* Client c1 connects to server, verifies the certificate is valid
* Client c2 connects to the server, verifies the certificate is valid
* c1 provides username and password, server authenticates by comparing hashes
* c2 is a new user, server appends the login info to the password file
* c1 wants to get all messages from the food group
- Server fetches information from data store, retrieves information and sends it over SSL to c1
* c1 wants to post to the food group "This recipe is great!"
- Server appends the message with a timestamp to the group, and updates the datastore.
* c2 wants to post to a new group "games"
- Server will create the group "games" and append c2's message to "games".
* c2 wants to retrieve all messages from "games"
- Server sends this information to c2 over SSL.
* c1 ends
* c2 ends

Running and Testing

To test your server, you can deploy it on localhost and have it listen on some port (5000, 3000 for example), and have clients connect to it as such. Make sure to keep the deployment port consistent across both the client and server, otherwise the client will not be able to find the server.

Have your client connect to the server, and at the same time, deploy another client to connect to the server (testing multithreaded functionalities). Here are some things to test for before submitting: - Trying to fetch messages from a group that doesn’t exist - Trying to provide an invalid username/password combo - Attempting to submit blank messages or invalid group names - Be careful of using methods that are vulnerable to buffer overflow! - Server’s certificate information does not match the expected information in the client. - Make sure the client cannot control or have access to the password file in any way (this is a Security class).

Submission

You will submit your client and server programs, as well as any demo files we need to run your program. We should be able to compile your program quickly and without errors. Please be sure to provide clear directions in your writeup. Have a friend test the entire compile and run process if you can to validate that you didn’t forget anything.

A short README file is also required (in any file format) to explain the logic of your program, as well as your design choices or if you implemented any special features.

On Sakai, submit all of this as a .tar file. by the above due date.

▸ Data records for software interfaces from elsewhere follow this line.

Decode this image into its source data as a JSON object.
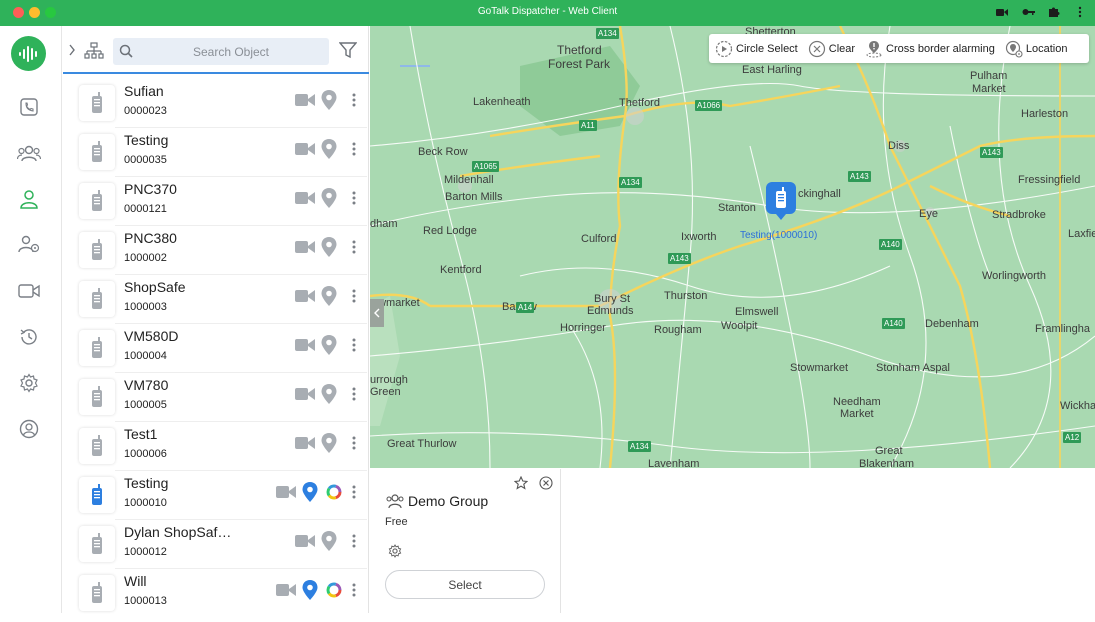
{
  "window": {
    "title": "GoTalk Dispatcher - Web Client"
  },
  "search": {
    "placeholder": "Search Object"
  },
  "objects": [
    {
      "name": "Sufian",
      "id": "0000023",
      "online": false
    },
    {
      "name": "Testing",
      "id": "0000035",
      "online": false
    },
    {
      "name": "PNC370",
      "id": "0000121",
      "online": false
    },
    {
      "name": "PNC380",
      "id": "1000002",
      "online": false
    },
    {
      "name": "ShopSafe",
      "id": "1000003",
      "online": false
    },
    {
      "name": "VM580D",
      "id": "1000004",
      "online": false
    },
    {
      "name": "VM780",
      "id": "1000005",
      "online": false
    },
    {
      "name": "Test1",
      "id": "1000006",
      "online": false
    },
    {
      "name": "Testing",
      "id": "1000010",
      "online": true
    },
    {
      "name": "Dylan ShopSaf…",
      "id": "1000012",
      "online": false
    },
    {
      "name": "Will",
      "id": "1000013",
      "online": true
    }
  ],
  "map_toolbar": {
    "circle_select": "Circle Select",
    "clear": "Clear",
    "cross_border": "Cross border alarming",
    "location": "Location"
  },
  "map_marker": {
    "label": "Testing(1000010)"
  },
  "map_places": [
    "Shetterton",
    "Thetford",
    "Forest Park",
    "East Harling",
    "Pulham",
    "Market",
    "Lakenheath",
    "Thetford",
    "Harleston",
    "Beck Row",
    "Diss",
    "Mildenhall",
    "Barton Mills",
    "Fressingfield",
    "Stanton",
    "ckinghall",
    "Eye",
    "Stradbroke",
    "dham",
    "Red Lodge",
    "Culford",
    "Ixworth",
    "Laxfie",
    "Kentford",
    "Worlingworth",
    "Barrow",
    "Thurston",
    "Bury St",
    "Edmunds",
    "Elmswell",
    "ewmarket",
    "Horringer",
    "Rougham",
    "Woolpit",
    "Debenham",
    "Framlingha",
    "Stowmarket",
    "Stonham Aspal",
    "urrough",
    "Green",
    "Needham",
    "Market",
    "Wickha",
    "Great Thurlow",
    "Great",
    "Blakenham",
    "Lavenham"
  ],
  "map_roads": [
    "A134",
    "A1066",
    "A11",
    "A1065",
    "A134",
    "A143",
    "A143",
    "A143",
    "A140",
    "A14",
    "A140",
    "A134",
    "A12"
  ],
  "group_card": {
    "name": "Demo Group",
    "status": "Free",
    "select_label": "Select"
  },
  "colors": {
    "brand": "#2fb25a",
    "accent": "#3a8ae0",
    "map": "#a8d8b0",
    "marker": "#2d7fe0"
  }
}
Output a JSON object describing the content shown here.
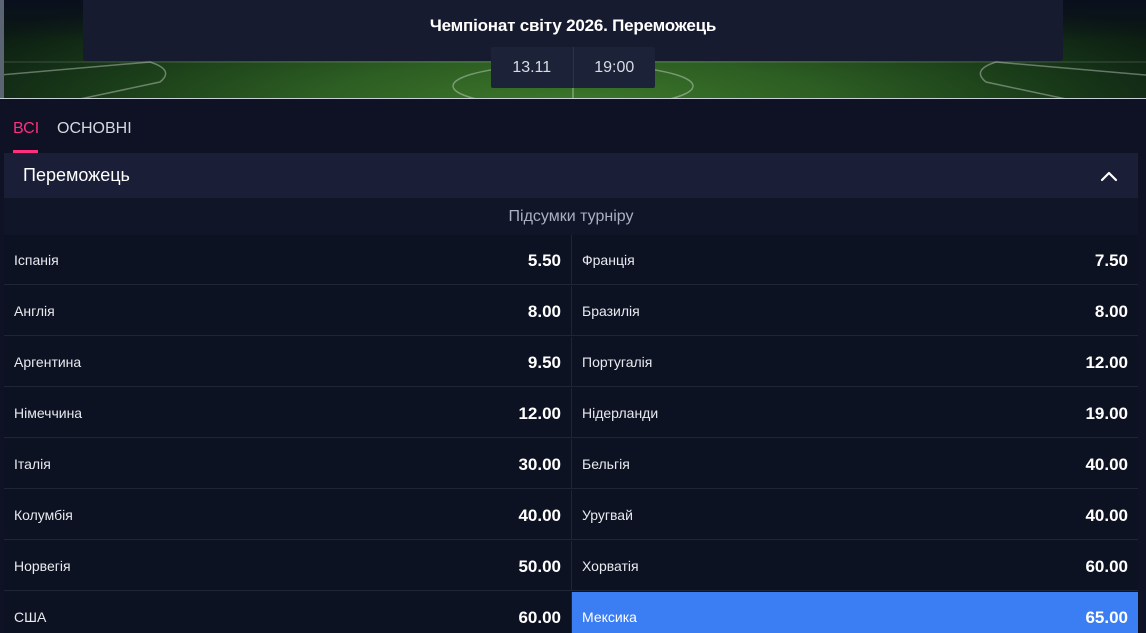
{
  "event": {
    "title": "Чемпіонат світу 2026. Переможець",
    "date": "13.11",
    "time": "19:00"
  },
  "tabs": [
    {
      "label": "ВСІ",
      "active": true
    },
    {
      "label": "ОСНОВНІ",
      "active": false
    }
  ],
  "market": {
    "title": "Переможець",
    "expanded": true,
    "section_title": "Підсумки турніру",
    "rows": [
      [
        {
          "name": "Іспанія",
          "odds": "5.50"
        },
        {
          "name": "Франція",
          "odds": "7.50"
        }
      ],
      [
        {
          "name": "Англія",
          "odds": "8.00"
        },
        {
          "name": "Бразилія",
          "odds": "8.00"
        }
      ],
      [
        {
          "name": "Аргентина",
          "odds": "9.50"
        },
        {
          "name": "Португалія",
          "odds": "12.00"
        }
      ],
      [
        {
          "name": "Німеччина",
          "odds": "12.00"
        },
        {
          "name": "Нідерланди",
          "odds": "19.00"
        }
      ],
      [
        {
          "name": "Італія",
          "odds": "30.00"
        },
        {
          "name": "Бельгія",
          "odds": "40.00"
        }
      ],
      [
        {
          "name": "Колумбія",
          "odds": "40.00"
        },
        {
          "name": "Уругвай",
          "odds": "40.00"
        }
      ],
      [
        {
          "name": "Норвегія",
          "odds": "50.00"
        },
        {
          "name": "Хорватія",
          "odds": "60.00"
        }
      ],
      [
        {
          "name": "США",
          "odds": "60.00"
        },
        {
          "name": "Мексика",
          "odds": "65.00",
          "selected": true
        }
      ]
    ]
  },
  "colors": {
    "accent": "#ff2e7e",
    "selected": "#3b7df2",
    "background": "#0e1224"
  }
}
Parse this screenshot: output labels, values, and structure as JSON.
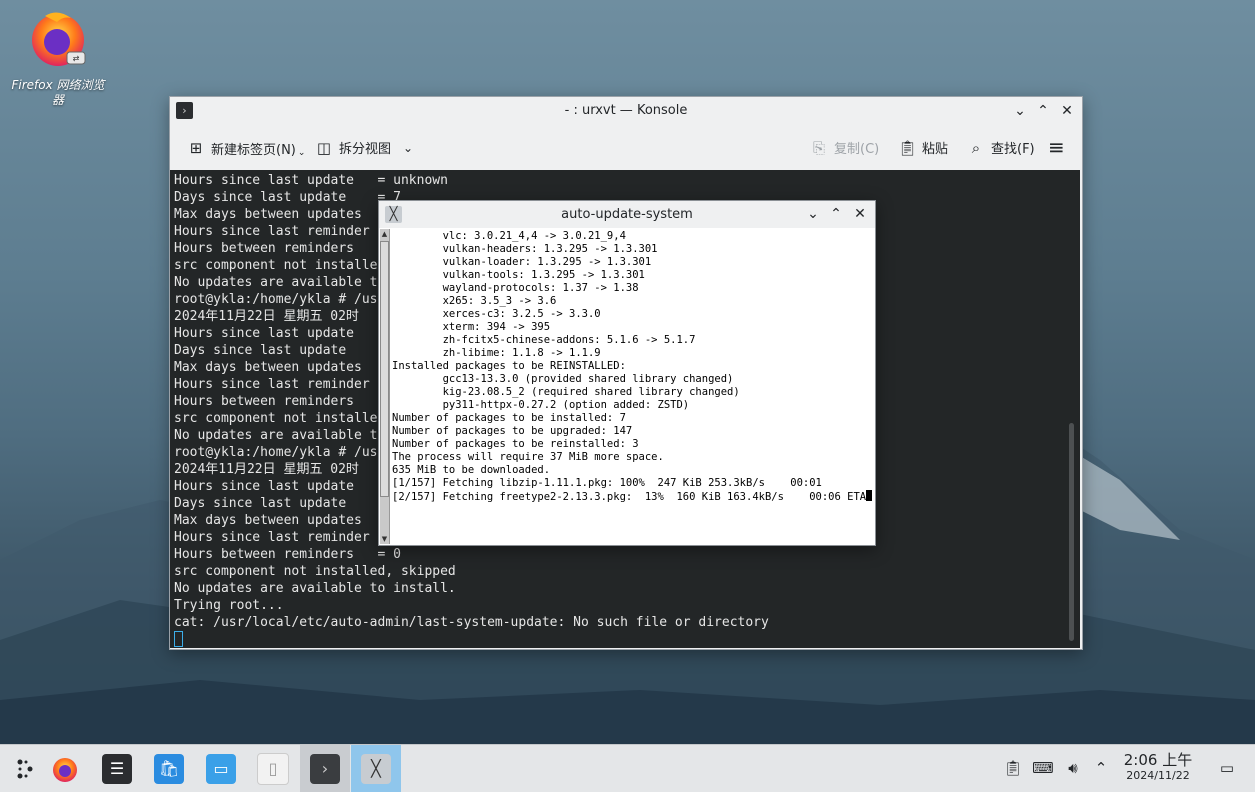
{
  "desktop": {
    "icon_label": "Firefox 网络浏览器"
  },
  "konsole": {
    "title": "- : urxvt — Konsole",
    "toolbar": {
      "new_tab": "新建标签页(N)",
      "split_view": "拆分视图",
      "copy": "复制(C)",
      "paste": "粘贴",
      "find": "查找(F)"
    },
    "lines": [
      "Hours since last update   = unknown",
      "Days since last update    = 7",
      "Max days between updates ",
      "Hours since last reminder",
      "Hours between reminders  ",
      "src component not installe",
      "No updates are available t",
      "root@ykla:/home/ykla # /us",
      "2024年11月22日 星期五 02时",
      "Hours since last update  ",
      "Days since last update   ",
      "Max days between updates ",
      "Hours since last reminder",
      "Hours between reminders  ",
      "src component not installe",
      "No updates are available t",
      "root@ykla:/home/ykla # /us",
      "2024年11月22日 星期五 02时",
      "Hours since last update  ",
      "Days since last update   ",
      "Max days between updates ",
      "Hours since last reminder",
      "Hours between reminders   = 0",
      "src component not installed, skipped",
      "No updates are available to install.",
      "Trying root...",
      "cat: /usr/local/etc/auto-admin/last-system-update: No such file or directory"
    ]
  },
  "urxvt": {
    "title": "auto-update-system",
    "lines": [
      "        vlc: 3.0.21_4,4 -> 3.0.21_9,4",
      "        vulkan-headers: 1.3.295 -> 1.3.301",
      "        vulkan-loader: 1.3.295 -> 1.3.301",
      "        vulkan-tools: 1.3.295 -> 1.3.301",
      "        wayland-protocols: 1.37 -> 1.38",
      "        x265: 3.5_3 -> 3.6",
      "        xerces-c3: 3.2.5 -> 3.3.0",
      "        xterm: 394 -> 395",
      "        zh-fcitx5-chinese-addons: 5.1.6 -> 5.1.7",
      "        zh-libime: 1.1.8 -> 1.1.9",
      "",
      "Installed packages to be REINSTALLED:",
      "        gcc13-13.3.0 (provided shared library changed)",
      "        kig-23.08.5_2 (required shared library changed)",
      "        py311-httpx-0.27.2 (option added: ZSTD)",
      "",
      "Number of packages to be installed: 7",
      "Number of packages to be upgraded: 147",
      "Number of packages to be reinstalled: 3",
      "",
      "The process will require 37 MiB more space.",
      "635 MiB to be downloaded.",
      "[1/157] Fetching libzip-1.11.1.pkg: 100%  247 KiB 253.3kB/s    00:01",
      "[2/157] Fetching freetype2-2.13.3.pkg:  13%  160 KiB 163.4kB/s    00:06 ETA"
    ]
  },
  "taskbar": {
    "time": "2:06 上午",
    "date": "2024/11/22"
  }
}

Be sure to identify all members of your group and have only one member submit the assignment.

Also be sure to observe the posted deadline. Late submissions will not be accepted.